No parent wants to hear the news that their teenager has been experimenting with drugs. With this news comes the fear that drugs will affect your teenager's education, lead them to illegal activities, hurt their reputation, and contribute to a substance use disorder. While it is unrealistic to expect teenagers to completely abstain from experimenting with drugs and alcohol, the best preventative strategy is talking to your teenager about substance abuse.
Teen Substance Abuse
Before talking to your teenager about drugs, it is important to be educated and informed about teen substance abuse. The most frequently abused drugs among teenagers include alcohol, marijuana, and tobacco. In addition, approximately 20% of 12th graders report misusing prescription medication.
Adolescents who abuse substances are at a higher risk of developing mental illness, health problems, and substance use disorders. Since the adolescent brain is constantly changing, substance abuse can affect the growth and development of the teen brain. To prevent these risks, it is important to tackle the topic of substance abuse before it occurs.
Importance of Family Discussion
Having open and honest family discussions are essential for developing youth. Opening the lines of communication will help break through communication barriers and create a mutual understanding between the two of you. This will make you feel more connected to your teenager and give them an opportunity to confide in you. Engaging in frequent family discussions can help keep your children happy and healthy by promoting their self-esteem and preparing them with the tools they need to be successful in life.

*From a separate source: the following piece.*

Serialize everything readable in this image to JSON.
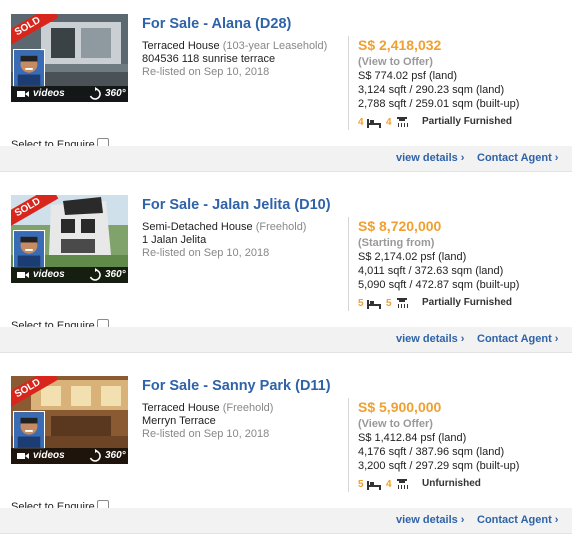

The first step in protecting children from drug and alcohol abuse is by talking to your kids rather than letting them develop their opinions based off of social media, television, or their peers.
How to Talk to Your Teenager About Drugs
When preparing to talk to your teenager about drugs, it is important to remember to be open-minded, practice active listening, and use “I” statements. If your teenager feels like you are attacking or lecturing them, they are less likely to be receptive.
Throughout the conversation, remember to remain open-minded. The last thing you want is for your teenager to feel like they are being judged. Using “I” statements, active listening, and letting them know that you understand the things they are saying and the way they are feeling will make them feel more comfortable talking with you. When it comes to drugs and alcohol, know that parents are one of the most important influences and that listening is just as important as speaking.
Begin by discussing the negative impacts drugs and alcohol can have on the developing brain. Adolescent drug use can affect physical and mental health and lead to difficulties with decision making. If you have any personal experience with drugs or alcohol or have a loved one who has suffered from substance abuse, this is a good time to share these experiences with your teenager.
Then, ask your teenager about their views of drugs and alcohol. Get a feel for the way they perceive the dangers of substance use, as well as what they have seen among their peers. If they seem uncomfortable, reassure them that you have been in their shoes and are not lecturing them. You can offer compassion and empathy, remembering that teen years can be a confusing time.
Make your expectations clear. Inform your teenager about what is and what is not acceptable. Remember that it can be unrealistic to expect teenagers not to experiment with drugs and alcohol, but rather ask them to be honest with you. Let them know that you would rather receive a phone call for a safe ride home if they are intoxicated rather than keeping their substance use a secret.
You can then discuss what consequences will be in place if you find out that your teenager has been abusing drugs. Discuss different consequences and find one that both you and your teenager can agree upon. For example, if your child abuses a drug, the consequence could be volunteering at a homeless shelter for a certain length of time. They may be more open to consequences that don’t take something away from them, such as a cell phone or other priveledges. In addition, this type of consequence will allow them to give back to the community as well as see first hand how substance abuse can affect the community.
When these points have been discussed, you will want to wrap up the conversation. Don’t overstay your welcome, but take the opportunity to bring up the topic of drugs and alcohol from time to time. A good time for this is when watching news that talks about substance abuse in the nation. You can simply remind your teenager of what you previously talked about and form a short conversation around the topic.
Although the discussion may be uncomfortable at first, it is an essential step in preventing teen drug abuse. By setting a good example for your teenager and allowing them to feel comfortable talking to you, you will be a step in the right direction when it comes to making sure your teenager stays away from drug abuse.